> _Exercise description_:
Whenever a line below includes the string "hint", show it.

Extracted material below:

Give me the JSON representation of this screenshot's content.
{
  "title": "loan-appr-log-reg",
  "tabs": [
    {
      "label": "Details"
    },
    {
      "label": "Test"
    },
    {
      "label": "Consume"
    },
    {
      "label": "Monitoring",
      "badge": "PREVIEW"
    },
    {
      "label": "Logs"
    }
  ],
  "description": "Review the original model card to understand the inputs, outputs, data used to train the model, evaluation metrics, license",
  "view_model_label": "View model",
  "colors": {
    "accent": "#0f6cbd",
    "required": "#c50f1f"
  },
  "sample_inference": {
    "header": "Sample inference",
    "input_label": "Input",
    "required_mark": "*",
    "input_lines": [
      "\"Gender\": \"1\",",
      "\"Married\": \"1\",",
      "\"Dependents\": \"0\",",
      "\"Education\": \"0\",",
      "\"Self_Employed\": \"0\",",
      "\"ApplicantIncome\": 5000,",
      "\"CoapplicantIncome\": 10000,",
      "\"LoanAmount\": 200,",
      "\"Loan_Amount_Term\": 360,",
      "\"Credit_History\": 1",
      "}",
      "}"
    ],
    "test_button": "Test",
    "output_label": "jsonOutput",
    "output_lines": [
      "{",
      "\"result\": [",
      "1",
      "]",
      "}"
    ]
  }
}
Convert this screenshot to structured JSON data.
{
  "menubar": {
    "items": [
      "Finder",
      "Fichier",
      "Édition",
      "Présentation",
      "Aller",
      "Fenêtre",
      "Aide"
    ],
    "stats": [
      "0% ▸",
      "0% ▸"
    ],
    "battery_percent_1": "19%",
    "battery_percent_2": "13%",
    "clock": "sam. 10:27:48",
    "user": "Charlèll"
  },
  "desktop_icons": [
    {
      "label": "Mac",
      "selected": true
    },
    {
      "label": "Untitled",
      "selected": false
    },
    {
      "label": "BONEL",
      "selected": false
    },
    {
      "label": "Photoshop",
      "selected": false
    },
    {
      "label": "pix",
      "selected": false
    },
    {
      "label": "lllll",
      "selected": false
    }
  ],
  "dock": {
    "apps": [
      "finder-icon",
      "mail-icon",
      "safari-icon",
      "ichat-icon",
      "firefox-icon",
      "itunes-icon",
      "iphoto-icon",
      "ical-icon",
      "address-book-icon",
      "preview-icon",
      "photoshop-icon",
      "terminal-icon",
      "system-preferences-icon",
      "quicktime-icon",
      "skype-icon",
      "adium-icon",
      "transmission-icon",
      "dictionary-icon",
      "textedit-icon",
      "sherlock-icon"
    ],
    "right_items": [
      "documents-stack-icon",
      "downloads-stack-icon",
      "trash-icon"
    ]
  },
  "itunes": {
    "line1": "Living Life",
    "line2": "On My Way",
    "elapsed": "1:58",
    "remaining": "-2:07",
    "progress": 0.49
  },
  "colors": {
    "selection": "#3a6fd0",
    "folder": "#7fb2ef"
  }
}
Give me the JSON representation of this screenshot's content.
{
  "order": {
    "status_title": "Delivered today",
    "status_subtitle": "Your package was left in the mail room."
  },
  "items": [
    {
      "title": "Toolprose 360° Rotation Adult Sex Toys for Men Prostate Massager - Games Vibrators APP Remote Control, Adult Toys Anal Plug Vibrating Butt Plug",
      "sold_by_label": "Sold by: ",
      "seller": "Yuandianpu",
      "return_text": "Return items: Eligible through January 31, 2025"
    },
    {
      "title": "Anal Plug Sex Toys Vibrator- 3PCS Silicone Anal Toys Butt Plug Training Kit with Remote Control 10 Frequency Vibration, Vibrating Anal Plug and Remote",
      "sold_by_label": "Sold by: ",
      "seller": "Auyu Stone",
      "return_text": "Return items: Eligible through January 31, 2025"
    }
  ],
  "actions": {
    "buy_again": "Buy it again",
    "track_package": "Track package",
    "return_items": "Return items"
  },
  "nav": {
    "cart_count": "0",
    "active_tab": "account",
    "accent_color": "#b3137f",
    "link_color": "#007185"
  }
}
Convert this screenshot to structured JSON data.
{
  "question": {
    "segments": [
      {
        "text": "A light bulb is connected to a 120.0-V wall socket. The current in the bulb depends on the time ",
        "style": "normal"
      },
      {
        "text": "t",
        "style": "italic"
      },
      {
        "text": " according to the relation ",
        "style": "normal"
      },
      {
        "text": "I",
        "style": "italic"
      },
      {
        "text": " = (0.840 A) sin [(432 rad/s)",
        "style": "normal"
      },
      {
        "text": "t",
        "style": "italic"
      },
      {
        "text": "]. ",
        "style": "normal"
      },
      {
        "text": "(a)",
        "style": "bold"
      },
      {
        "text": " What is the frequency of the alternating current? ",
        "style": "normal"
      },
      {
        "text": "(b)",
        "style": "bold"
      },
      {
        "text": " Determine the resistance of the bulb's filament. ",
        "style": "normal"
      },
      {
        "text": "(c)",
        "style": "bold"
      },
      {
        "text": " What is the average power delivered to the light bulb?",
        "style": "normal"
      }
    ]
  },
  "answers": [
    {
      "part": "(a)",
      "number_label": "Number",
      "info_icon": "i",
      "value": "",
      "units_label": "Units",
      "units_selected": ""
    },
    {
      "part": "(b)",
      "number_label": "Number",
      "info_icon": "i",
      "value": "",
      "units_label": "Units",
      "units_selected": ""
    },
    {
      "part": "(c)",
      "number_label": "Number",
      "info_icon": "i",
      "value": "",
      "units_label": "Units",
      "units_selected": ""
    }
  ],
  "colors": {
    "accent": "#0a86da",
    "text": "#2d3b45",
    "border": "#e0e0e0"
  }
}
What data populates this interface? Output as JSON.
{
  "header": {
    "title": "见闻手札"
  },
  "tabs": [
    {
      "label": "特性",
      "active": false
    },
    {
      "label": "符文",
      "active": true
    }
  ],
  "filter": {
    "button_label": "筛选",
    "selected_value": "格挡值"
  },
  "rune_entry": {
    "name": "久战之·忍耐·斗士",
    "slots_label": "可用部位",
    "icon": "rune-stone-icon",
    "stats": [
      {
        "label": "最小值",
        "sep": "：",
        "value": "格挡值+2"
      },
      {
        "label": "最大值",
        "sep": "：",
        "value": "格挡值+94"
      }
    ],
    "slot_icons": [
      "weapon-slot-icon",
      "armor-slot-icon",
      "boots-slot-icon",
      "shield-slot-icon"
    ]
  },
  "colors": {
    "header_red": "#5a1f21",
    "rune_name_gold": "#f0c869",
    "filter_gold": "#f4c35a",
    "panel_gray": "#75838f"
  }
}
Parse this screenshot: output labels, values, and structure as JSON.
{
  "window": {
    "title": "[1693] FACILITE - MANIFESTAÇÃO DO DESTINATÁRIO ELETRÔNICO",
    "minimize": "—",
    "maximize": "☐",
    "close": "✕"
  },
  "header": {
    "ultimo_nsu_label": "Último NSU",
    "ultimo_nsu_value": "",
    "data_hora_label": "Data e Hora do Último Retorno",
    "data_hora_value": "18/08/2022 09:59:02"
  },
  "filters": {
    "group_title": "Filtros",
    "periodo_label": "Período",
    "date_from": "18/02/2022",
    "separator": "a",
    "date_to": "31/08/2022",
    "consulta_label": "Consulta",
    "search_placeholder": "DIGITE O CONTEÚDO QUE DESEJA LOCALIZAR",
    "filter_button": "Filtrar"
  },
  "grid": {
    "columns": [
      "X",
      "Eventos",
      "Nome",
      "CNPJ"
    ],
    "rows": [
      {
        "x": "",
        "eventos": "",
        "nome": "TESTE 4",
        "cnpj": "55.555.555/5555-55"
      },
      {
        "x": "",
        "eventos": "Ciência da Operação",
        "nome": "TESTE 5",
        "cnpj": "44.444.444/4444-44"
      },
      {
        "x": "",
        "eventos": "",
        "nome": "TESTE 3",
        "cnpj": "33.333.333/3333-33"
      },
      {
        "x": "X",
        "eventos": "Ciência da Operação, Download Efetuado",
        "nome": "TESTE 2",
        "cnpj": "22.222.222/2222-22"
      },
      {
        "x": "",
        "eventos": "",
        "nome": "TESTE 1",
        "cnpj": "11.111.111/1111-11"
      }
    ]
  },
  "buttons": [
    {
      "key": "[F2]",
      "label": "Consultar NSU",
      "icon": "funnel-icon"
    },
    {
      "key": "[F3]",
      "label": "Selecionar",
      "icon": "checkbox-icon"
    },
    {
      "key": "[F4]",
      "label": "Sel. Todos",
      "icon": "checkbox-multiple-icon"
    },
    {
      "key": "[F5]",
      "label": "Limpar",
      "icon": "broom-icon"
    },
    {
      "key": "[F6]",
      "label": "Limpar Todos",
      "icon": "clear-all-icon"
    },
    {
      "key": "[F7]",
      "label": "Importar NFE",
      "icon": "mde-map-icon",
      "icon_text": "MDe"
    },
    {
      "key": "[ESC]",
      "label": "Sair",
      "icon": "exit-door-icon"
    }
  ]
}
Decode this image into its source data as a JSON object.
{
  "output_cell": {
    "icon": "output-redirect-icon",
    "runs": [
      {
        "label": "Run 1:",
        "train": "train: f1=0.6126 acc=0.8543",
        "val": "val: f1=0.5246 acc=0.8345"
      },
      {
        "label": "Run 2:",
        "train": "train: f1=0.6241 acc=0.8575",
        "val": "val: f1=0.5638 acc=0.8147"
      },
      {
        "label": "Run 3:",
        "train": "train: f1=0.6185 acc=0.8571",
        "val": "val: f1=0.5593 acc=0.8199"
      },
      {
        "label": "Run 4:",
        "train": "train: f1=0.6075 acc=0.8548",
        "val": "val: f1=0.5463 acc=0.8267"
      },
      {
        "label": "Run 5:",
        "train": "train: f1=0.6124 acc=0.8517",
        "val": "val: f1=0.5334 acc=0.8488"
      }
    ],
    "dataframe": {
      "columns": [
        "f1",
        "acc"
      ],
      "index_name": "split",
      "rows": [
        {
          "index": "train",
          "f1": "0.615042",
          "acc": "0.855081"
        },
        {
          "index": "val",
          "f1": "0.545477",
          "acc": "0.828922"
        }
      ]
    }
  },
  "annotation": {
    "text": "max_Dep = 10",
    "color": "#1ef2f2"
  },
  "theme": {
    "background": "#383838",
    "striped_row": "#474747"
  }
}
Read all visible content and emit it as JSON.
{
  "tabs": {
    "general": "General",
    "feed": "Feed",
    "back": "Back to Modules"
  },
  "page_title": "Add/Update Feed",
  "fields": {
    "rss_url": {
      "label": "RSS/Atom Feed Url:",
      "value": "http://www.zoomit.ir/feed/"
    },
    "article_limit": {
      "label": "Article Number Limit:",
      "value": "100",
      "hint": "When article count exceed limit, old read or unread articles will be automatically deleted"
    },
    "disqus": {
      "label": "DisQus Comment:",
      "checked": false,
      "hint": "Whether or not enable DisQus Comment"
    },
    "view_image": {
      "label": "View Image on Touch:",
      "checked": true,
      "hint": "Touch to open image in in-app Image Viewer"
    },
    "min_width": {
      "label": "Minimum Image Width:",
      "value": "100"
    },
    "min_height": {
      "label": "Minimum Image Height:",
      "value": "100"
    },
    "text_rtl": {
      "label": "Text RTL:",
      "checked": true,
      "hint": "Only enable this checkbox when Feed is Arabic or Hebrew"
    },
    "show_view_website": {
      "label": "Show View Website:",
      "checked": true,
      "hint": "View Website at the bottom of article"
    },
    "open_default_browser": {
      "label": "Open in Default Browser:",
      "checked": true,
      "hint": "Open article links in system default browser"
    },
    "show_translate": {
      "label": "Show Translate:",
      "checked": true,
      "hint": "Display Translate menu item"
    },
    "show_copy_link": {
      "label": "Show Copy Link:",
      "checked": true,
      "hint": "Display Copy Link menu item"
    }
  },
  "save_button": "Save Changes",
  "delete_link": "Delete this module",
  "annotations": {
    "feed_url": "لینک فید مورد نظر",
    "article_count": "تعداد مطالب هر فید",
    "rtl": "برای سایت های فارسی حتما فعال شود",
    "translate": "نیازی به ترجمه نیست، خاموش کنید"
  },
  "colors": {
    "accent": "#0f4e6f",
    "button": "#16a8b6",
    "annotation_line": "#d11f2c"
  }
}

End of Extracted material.

> _Answer to this problem_:
      "hint": "When article count exceed limit, old read or unread articles will be automatically deleted"
      "hint": "Whether or not enable DisQus Comment"
      "hint": "Touch to open image in in-app Image Viewer"
      "hint": "Only enable this checkbox when Feed is Arabic or Hebrew"
      "hint": "View Website at the bottom of article"
      "hint": "Open article links in system default browser"
      "hint": "Display Translate menu item"
      "hint": "Display Copy Link menu item"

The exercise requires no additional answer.